In its 98th report, laid in the House of Representatives last Friday, the SRC had recommended hikes of as much as 24 per cent for top office-holders, including the Prime Minister, Opposition Leader and Chief Justice. The proposed increases would take the PM’s salary from $48,000 to $59,860 and the Opposition Leader’s salary from $23,800 to $29,500. The new salaries, once approved, is expected to cost taxpayers over $74 million annually.
The SRC report also recommended higher salaries for the Chief Justice and members of the Judiciary, Senators, House Speaker, Deputy Speaker, Cabinet Ministers and non-Cabinet Ministers. Noting that the House Committee proposals put the salaries higher than those recommended by the SRC, the PM said the SRC was the legally constituted body to deal with salaries across the board.

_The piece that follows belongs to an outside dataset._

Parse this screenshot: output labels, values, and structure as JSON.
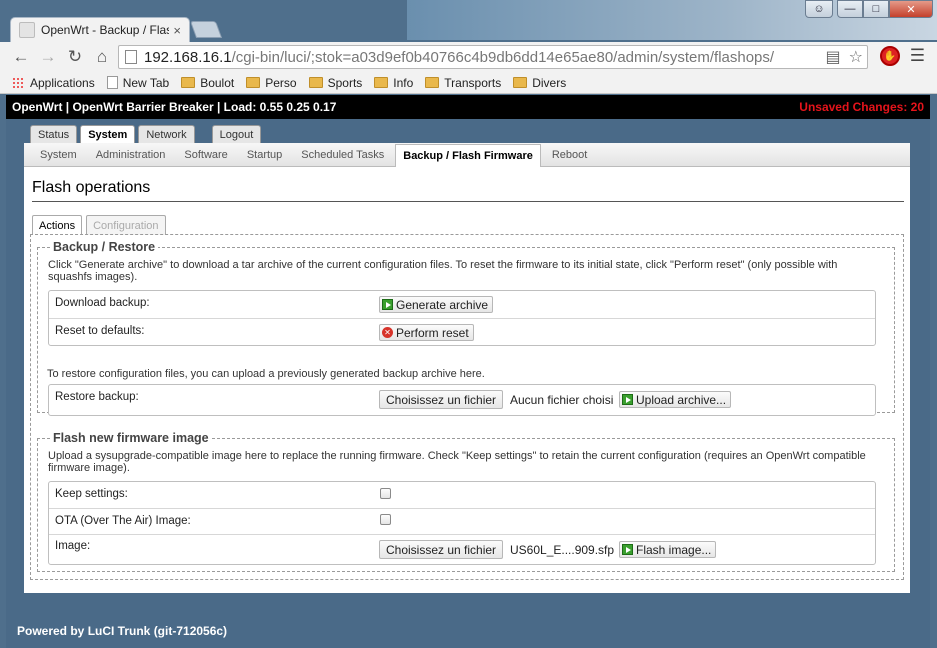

“The matter will be taken to Parliament on Friday (tomorrow). We will stay within the law,” she said. “That is to say, what is recommended by the SRC.” However, a subsequent statement issued by the Office of the Prime Minister said Cabinet has rejected SRC proposals to remove the benefits currently being paid to office-holders, including MPs being exempted from paying import duty, VAT and motor vehicle taxes.
Several MPs felt the SRC did not recognise the realities of the “demands and the considerable time and effort required to serve at the parliamentary level. They argued that it was a full-time job.
The statement commented:
• “Higher levels of salary increases plus new duty, professional and housing allowances were proposed against what the House Committee said were compelling arguments, highlighting among other matters assessments with comparable private-sector jobs.
• “Cabinet noted it was mindful of the arguments made in the House Committee Report, including the fact that the last pay increases for MPs were implemented eight years ago.
• “In the last SRC review of 2008/2009 it was recommended and agreed by the then Cabinet to maintain existing salary levels.
• “Cabinet, however, pointed out that in view of the country’s present economic challenges and particularly the level of pay increases maintained for public service officers and even workers in the private sector, it agreed that it was not appropriate to implement the much higher levels of remuneration increases to top office-holders and MPs as suggested in the House report.
• “Further, Cabinet was advised that the Constitution and other laws ‘in very express terms protected the remuneration arrangements of certain office holders’ and therefore any proposed limitation the tax/duty exemptions will violate the Constitution.
• “In light of this, Cabinet decided that the existing benefits afforded for the purchase of motor vehicles will be retained.”